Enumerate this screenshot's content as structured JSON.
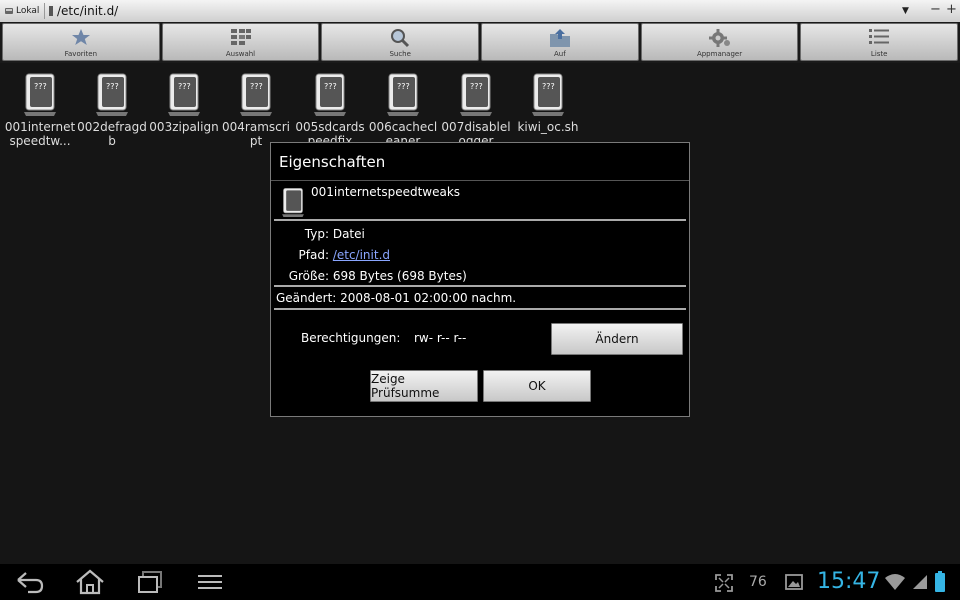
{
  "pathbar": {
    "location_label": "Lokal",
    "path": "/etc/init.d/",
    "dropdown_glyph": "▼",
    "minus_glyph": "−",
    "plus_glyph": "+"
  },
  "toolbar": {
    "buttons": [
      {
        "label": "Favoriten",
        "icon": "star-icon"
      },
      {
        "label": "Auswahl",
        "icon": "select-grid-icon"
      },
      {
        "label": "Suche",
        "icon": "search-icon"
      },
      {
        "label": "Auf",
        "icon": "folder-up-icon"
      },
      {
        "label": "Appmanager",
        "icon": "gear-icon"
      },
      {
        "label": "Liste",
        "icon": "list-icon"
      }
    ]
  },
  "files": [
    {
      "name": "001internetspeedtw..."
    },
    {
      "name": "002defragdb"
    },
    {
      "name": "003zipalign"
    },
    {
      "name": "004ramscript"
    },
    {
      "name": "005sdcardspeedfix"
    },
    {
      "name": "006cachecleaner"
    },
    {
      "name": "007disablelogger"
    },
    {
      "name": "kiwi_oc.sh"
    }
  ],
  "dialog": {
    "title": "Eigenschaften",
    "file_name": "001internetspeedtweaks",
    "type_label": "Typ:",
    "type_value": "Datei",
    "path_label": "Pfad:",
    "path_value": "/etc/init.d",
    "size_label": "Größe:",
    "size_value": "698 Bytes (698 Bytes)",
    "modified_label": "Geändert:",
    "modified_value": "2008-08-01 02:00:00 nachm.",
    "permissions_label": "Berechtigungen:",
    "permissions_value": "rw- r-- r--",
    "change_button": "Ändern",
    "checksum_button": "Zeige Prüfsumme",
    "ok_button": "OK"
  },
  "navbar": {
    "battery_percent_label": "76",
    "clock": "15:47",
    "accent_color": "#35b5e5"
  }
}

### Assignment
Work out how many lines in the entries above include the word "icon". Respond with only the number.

### Response to the exercise
6